Dataset rows describing interfaces:

● ● ● ● ●

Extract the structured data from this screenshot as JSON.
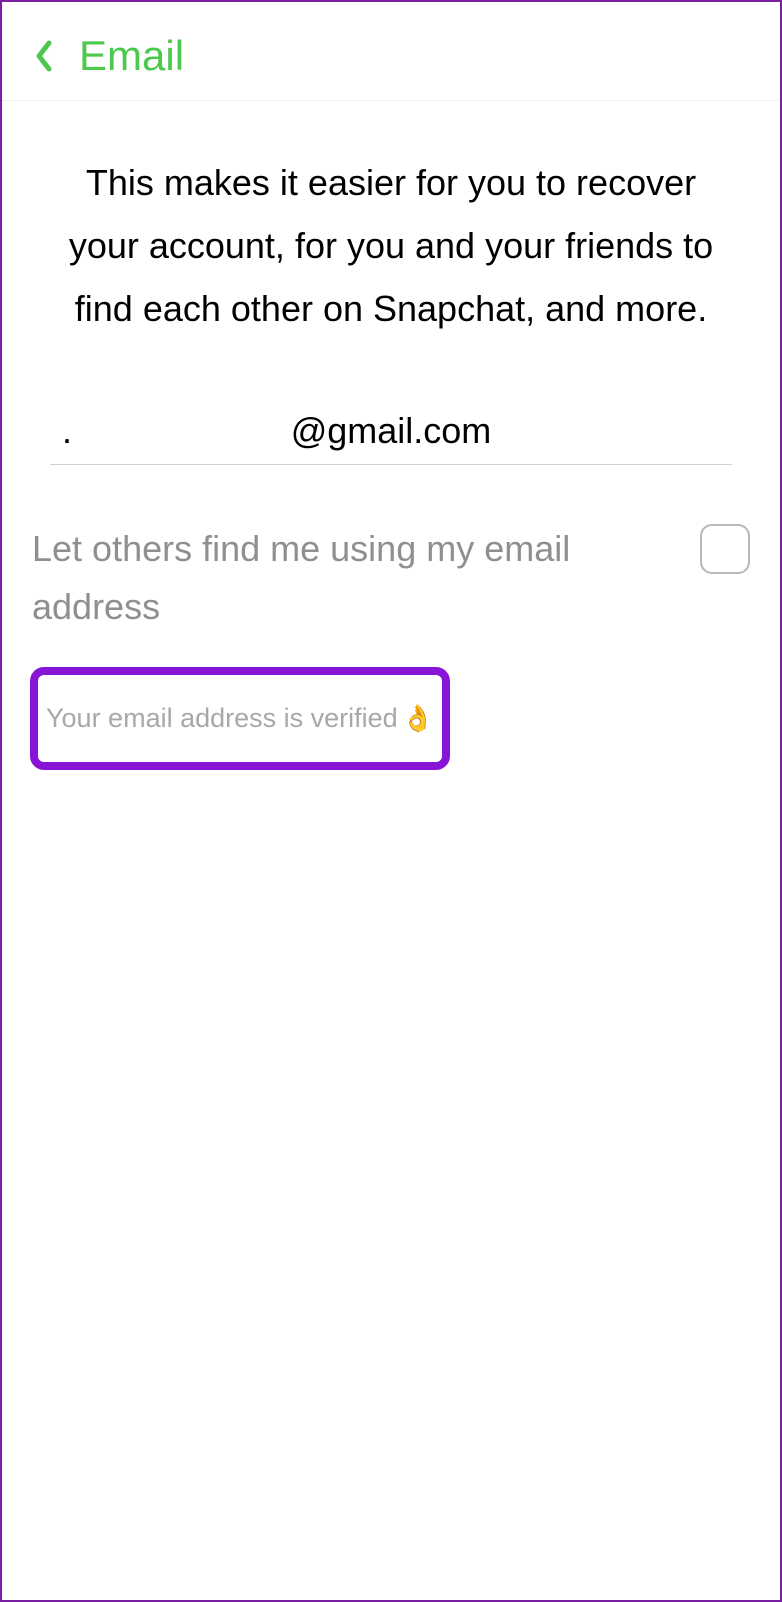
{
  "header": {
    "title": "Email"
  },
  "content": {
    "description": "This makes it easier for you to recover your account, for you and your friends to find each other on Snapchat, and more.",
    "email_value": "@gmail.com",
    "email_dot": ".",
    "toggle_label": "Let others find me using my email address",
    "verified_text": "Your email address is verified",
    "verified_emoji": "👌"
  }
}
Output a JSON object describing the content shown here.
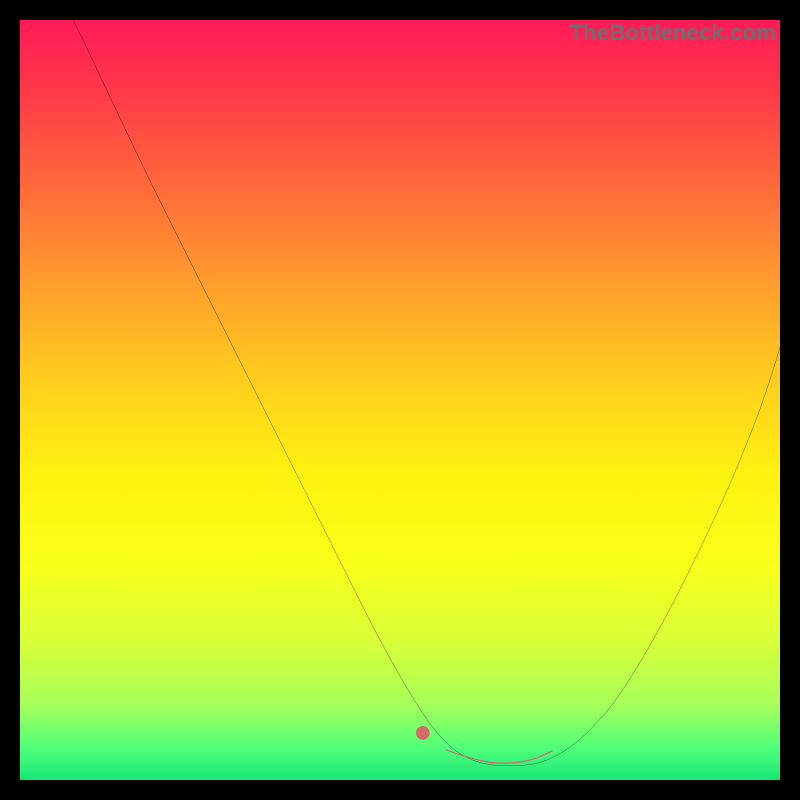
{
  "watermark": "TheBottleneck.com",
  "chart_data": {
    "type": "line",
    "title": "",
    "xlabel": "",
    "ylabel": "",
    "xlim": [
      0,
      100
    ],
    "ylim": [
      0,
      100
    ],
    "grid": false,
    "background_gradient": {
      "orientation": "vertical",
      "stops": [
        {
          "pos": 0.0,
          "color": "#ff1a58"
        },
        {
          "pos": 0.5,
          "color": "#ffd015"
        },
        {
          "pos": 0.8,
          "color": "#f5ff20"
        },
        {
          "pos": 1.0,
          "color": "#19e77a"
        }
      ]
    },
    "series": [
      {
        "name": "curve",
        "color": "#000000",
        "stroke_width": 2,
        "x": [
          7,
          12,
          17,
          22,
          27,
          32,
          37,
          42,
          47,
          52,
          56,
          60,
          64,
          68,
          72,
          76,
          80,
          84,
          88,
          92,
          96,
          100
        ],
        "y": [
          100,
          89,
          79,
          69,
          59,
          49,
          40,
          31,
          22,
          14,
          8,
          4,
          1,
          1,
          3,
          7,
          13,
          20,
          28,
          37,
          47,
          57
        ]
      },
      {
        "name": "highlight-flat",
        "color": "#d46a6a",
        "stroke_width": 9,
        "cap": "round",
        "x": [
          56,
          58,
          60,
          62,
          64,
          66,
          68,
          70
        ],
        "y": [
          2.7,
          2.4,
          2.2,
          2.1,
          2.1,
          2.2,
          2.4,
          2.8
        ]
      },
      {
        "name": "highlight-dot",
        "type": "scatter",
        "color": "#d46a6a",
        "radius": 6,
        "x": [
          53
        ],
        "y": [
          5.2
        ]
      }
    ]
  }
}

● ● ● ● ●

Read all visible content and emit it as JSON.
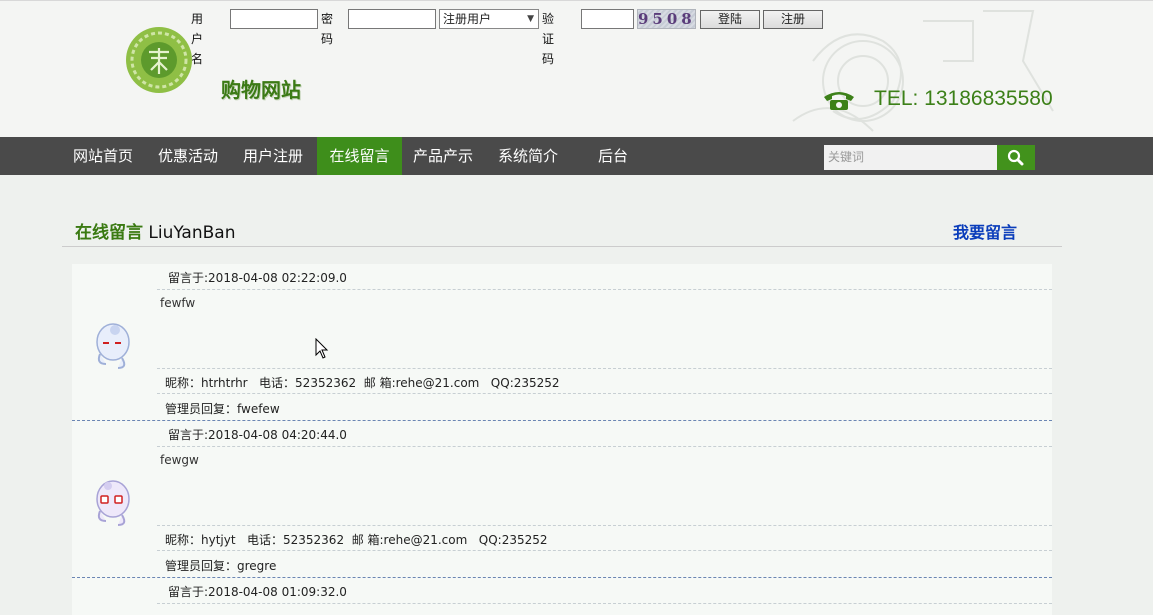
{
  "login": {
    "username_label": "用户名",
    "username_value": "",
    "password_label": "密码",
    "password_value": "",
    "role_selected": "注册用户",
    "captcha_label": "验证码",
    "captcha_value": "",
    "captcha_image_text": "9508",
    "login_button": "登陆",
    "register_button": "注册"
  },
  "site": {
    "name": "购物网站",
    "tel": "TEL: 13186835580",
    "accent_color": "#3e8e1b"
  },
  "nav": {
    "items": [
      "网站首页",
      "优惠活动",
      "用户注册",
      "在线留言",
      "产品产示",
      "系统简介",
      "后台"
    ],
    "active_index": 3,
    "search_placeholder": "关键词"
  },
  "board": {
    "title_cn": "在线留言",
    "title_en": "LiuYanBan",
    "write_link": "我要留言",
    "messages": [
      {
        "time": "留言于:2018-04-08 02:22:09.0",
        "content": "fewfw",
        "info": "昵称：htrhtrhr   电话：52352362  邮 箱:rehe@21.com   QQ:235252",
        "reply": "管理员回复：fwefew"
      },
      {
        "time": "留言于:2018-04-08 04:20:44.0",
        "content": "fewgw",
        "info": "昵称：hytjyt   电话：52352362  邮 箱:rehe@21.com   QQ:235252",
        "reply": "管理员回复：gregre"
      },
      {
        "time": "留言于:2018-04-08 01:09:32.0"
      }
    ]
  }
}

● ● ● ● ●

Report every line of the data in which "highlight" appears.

        "name": "highlight-flat",
        "name": "highlight-dot",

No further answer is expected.